What the task asks: The lines you return must be all those in the data that hold the string "face".
Segment Start: Provided data
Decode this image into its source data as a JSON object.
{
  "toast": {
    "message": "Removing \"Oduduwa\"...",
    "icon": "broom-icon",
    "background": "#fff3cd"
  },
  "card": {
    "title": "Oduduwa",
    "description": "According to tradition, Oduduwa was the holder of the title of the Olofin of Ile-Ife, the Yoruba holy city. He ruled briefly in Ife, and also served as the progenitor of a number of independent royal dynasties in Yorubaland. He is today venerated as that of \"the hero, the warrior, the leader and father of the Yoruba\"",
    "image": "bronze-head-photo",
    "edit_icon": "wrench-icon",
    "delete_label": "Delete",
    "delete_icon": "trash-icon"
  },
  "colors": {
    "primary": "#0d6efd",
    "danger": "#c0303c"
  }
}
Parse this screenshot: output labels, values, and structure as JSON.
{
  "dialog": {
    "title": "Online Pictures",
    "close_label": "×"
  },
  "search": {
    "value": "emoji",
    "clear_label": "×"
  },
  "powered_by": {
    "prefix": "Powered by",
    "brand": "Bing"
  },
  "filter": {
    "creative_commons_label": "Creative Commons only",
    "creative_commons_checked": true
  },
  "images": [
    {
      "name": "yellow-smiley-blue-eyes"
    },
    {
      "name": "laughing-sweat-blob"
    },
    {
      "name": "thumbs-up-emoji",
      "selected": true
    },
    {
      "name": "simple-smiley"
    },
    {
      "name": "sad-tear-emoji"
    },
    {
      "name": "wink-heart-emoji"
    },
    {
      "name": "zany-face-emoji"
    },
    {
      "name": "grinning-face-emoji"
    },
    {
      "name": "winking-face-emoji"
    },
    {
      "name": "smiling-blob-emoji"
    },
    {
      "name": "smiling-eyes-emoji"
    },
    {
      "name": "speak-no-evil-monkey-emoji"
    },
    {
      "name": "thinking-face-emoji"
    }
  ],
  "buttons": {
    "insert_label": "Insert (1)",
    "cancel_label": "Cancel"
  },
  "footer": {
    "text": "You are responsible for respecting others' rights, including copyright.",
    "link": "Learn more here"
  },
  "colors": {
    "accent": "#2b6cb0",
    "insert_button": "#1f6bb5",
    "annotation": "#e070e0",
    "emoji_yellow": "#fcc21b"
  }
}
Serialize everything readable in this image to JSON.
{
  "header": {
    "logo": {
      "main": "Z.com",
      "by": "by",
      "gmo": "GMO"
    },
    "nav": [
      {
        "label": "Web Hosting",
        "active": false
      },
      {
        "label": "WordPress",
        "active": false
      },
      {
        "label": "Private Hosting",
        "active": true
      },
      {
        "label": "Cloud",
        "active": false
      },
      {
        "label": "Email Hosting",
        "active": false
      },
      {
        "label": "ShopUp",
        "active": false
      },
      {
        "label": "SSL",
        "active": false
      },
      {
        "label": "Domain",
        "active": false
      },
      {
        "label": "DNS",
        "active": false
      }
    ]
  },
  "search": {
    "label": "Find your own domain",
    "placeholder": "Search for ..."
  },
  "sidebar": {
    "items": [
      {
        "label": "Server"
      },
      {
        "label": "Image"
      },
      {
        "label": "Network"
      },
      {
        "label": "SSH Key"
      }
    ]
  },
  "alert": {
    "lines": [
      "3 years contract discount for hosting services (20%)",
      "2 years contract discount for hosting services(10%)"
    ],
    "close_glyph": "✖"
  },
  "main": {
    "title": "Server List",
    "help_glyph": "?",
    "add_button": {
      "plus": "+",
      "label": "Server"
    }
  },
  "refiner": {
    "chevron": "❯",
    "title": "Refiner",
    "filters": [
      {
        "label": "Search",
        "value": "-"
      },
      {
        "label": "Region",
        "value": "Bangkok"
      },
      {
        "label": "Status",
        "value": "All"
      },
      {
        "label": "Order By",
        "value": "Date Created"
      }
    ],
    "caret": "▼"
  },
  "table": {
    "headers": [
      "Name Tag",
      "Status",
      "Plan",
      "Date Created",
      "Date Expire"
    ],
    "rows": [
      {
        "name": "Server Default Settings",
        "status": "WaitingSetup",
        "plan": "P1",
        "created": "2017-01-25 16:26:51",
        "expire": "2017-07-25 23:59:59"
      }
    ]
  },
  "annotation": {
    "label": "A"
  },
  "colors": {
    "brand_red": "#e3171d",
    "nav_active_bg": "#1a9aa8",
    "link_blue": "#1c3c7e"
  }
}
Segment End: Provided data
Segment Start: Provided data
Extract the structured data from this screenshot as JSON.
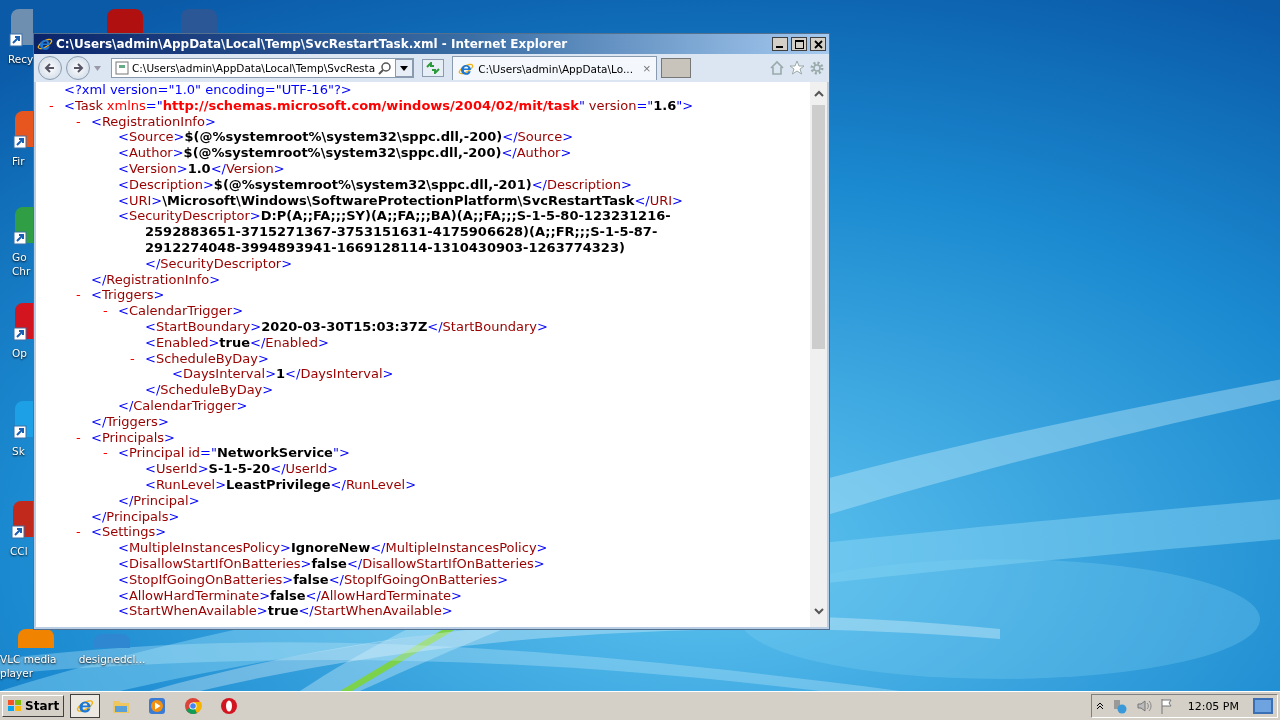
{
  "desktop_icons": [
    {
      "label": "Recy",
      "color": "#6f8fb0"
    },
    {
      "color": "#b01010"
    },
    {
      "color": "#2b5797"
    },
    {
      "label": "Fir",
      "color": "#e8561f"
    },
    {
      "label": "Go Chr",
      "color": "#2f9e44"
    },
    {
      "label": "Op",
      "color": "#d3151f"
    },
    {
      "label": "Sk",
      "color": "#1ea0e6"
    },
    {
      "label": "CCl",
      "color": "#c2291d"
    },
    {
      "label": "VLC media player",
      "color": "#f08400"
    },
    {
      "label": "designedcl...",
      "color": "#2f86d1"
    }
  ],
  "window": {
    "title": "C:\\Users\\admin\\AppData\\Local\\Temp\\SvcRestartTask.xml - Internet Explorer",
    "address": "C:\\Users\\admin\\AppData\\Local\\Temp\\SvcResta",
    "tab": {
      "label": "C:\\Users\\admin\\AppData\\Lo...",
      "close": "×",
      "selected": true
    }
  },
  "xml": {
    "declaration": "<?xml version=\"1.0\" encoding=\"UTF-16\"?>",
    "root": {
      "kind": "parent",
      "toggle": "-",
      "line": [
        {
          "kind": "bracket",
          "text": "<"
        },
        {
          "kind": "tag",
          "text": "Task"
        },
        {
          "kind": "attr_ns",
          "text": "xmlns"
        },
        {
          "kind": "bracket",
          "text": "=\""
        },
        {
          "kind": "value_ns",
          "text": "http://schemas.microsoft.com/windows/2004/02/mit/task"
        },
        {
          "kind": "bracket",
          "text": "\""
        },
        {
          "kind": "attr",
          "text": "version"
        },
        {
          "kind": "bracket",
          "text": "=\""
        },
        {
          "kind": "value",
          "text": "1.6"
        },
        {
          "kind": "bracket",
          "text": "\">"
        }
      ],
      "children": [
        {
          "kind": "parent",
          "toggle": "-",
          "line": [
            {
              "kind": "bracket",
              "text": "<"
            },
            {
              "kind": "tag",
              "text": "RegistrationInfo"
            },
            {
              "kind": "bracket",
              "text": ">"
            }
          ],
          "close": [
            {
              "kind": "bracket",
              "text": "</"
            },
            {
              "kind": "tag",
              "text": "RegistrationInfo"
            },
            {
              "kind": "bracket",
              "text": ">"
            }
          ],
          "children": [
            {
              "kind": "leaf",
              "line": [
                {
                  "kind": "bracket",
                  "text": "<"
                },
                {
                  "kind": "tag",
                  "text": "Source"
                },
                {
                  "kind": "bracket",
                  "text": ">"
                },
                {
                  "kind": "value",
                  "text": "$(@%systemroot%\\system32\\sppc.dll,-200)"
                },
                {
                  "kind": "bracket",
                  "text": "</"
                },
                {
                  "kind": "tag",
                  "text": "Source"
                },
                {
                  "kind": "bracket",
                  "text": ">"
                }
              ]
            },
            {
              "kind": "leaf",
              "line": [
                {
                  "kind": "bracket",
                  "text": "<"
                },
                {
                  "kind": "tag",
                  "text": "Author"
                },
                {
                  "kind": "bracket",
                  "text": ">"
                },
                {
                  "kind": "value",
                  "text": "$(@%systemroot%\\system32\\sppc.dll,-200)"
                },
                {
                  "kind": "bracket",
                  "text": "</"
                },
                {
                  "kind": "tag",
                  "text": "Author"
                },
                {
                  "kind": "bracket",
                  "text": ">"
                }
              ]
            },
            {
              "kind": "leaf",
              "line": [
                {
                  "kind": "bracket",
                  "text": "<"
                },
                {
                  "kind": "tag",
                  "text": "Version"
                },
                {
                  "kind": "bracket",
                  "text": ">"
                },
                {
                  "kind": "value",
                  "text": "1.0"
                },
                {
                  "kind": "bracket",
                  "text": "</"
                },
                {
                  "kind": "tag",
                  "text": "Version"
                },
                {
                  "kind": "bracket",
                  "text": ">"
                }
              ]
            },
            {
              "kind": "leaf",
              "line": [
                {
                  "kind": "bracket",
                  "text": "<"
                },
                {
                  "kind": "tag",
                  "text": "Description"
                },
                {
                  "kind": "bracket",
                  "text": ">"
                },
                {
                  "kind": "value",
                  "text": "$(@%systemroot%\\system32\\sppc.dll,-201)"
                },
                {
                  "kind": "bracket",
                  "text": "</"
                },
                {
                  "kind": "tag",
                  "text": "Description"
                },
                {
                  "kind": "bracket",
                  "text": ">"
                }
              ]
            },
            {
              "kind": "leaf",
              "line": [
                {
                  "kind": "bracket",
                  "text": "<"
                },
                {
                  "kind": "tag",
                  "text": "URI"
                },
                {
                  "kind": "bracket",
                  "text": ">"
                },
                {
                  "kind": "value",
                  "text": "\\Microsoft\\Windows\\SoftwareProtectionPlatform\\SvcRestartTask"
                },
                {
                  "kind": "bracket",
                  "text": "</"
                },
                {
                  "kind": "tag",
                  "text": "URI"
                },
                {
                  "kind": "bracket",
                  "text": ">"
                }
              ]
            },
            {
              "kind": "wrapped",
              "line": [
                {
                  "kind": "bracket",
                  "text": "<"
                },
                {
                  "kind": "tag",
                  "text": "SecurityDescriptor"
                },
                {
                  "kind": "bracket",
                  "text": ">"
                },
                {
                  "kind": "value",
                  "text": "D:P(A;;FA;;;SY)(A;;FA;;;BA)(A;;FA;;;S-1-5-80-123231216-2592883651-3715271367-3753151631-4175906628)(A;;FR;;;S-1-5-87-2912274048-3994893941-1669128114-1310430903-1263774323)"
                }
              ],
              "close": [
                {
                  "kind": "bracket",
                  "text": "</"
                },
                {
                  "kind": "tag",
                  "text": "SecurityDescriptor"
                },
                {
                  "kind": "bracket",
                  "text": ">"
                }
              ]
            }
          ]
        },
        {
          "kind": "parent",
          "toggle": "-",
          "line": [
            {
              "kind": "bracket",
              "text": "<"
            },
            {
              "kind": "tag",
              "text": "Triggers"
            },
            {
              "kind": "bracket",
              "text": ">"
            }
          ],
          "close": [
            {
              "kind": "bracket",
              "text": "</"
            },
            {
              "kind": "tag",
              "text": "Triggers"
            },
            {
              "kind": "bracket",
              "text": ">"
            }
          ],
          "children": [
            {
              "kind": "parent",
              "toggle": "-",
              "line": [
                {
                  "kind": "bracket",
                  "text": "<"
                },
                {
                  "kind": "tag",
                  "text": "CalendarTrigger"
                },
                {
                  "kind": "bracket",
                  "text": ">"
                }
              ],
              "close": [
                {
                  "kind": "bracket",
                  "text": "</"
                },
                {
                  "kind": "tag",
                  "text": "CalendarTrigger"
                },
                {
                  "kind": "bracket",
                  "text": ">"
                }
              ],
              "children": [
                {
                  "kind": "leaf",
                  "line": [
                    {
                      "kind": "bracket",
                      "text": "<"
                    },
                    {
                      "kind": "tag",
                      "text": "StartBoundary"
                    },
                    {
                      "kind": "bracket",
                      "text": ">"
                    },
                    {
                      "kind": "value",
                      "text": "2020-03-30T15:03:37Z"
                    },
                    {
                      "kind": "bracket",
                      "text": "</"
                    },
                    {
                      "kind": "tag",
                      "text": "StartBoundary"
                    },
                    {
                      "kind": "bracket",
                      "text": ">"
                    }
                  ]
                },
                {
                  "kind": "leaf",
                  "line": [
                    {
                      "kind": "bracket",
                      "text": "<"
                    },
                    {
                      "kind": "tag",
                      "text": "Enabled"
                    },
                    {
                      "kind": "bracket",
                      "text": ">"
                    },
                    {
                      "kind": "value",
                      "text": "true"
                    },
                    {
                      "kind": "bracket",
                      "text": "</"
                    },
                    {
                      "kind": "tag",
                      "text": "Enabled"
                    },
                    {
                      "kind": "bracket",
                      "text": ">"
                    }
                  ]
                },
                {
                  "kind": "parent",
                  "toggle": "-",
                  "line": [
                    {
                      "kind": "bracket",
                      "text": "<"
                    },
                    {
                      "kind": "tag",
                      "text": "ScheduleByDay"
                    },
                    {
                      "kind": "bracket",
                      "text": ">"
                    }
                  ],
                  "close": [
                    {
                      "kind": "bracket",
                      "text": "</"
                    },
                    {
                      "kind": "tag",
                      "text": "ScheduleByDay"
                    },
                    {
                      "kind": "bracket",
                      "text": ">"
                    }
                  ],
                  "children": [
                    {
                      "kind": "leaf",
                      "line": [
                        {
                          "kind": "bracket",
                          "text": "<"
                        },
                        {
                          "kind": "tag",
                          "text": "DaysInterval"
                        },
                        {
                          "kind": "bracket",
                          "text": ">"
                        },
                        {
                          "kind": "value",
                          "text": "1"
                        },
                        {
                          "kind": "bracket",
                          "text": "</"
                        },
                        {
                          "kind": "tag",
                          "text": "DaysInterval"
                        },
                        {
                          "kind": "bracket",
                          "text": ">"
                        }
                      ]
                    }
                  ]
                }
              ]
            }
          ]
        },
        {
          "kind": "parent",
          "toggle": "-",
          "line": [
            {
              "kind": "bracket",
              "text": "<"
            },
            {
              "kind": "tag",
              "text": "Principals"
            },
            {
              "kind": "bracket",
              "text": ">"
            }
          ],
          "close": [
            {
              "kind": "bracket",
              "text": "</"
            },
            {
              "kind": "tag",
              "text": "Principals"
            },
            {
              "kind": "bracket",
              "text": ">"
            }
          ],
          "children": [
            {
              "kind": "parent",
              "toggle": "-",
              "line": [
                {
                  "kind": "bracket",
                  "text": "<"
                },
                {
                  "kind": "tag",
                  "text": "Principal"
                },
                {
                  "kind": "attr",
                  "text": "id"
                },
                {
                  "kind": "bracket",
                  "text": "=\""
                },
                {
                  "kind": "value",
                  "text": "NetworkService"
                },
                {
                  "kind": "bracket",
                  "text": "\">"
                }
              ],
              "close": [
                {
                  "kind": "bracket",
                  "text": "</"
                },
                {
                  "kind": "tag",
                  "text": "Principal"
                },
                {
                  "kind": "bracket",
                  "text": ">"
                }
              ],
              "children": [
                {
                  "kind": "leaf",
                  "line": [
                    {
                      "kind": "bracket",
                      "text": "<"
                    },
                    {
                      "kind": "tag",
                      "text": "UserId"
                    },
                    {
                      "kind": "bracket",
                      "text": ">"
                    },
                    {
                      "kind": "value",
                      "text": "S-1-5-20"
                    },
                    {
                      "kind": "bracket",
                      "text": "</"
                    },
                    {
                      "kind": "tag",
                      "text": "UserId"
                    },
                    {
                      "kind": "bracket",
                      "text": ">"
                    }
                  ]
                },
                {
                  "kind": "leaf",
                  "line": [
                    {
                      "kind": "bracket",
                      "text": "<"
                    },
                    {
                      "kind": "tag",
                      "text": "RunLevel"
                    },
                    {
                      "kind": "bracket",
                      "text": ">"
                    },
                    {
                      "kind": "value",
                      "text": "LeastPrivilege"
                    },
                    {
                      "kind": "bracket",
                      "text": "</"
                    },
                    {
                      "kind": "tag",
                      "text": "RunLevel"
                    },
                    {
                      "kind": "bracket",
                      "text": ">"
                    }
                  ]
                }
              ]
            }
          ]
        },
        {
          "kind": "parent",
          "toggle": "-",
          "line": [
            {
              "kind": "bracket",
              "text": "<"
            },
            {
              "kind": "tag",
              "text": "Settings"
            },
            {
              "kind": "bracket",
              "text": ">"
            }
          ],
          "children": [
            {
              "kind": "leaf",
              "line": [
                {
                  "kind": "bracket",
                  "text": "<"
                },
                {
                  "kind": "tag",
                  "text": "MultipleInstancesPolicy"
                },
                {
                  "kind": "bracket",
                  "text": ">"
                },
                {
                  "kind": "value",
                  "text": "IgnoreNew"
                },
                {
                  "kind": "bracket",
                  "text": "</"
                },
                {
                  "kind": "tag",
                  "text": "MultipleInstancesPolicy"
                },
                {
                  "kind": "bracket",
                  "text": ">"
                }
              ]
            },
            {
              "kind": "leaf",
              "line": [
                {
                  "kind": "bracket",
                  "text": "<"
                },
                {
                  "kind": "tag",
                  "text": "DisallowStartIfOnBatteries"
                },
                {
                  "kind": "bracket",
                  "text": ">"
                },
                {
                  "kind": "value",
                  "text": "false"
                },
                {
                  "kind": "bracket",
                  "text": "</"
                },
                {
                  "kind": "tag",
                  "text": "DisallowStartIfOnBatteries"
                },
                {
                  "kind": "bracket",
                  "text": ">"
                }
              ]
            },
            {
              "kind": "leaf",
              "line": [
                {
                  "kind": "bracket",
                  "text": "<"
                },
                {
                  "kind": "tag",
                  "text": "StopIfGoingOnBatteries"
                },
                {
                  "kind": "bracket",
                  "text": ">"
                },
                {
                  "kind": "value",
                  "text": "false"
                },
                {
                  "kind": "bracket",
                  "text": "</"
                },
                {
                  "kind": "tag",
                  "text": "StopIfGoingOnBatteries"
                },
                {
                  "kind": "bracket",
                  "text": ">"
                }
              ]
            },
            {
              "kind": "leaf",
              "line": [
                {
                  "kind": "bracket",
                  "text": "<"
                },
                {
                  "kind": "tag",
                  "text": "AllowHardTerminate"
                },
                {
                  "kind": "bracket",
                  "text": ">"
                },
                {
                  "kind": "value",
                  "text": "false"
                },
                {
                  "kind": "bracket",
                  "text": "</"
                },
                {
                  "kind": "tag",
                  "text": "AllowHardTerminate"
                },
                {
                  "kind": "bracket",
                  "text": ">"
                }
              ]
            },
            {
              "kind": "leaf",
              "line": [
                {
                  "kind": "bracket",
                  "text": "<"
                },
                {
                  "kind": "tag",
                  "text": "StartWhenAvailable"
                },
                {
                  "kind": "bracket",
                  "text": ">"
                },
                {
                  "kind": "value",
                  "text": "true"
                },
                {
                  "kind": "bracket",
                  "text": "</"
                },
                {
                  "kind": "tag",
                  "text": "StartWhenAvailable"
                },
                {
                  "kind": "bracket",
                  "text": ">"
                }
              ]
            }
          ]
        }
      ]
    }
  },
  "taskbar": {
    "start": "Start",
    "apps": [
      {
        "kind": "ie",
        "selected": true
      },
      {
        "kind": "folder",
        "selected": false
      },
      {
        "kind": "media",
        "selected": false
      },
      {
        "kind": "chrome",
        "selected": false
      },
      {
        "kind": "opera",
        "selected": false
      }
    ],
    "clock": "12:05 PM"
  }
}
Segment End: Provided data
Answer box:
      "name": "zany-face-emoji"
      "name": "grinning-face-emoji"
      "name": "winking-face-emoji"
      "name": "thinking-face-emoji"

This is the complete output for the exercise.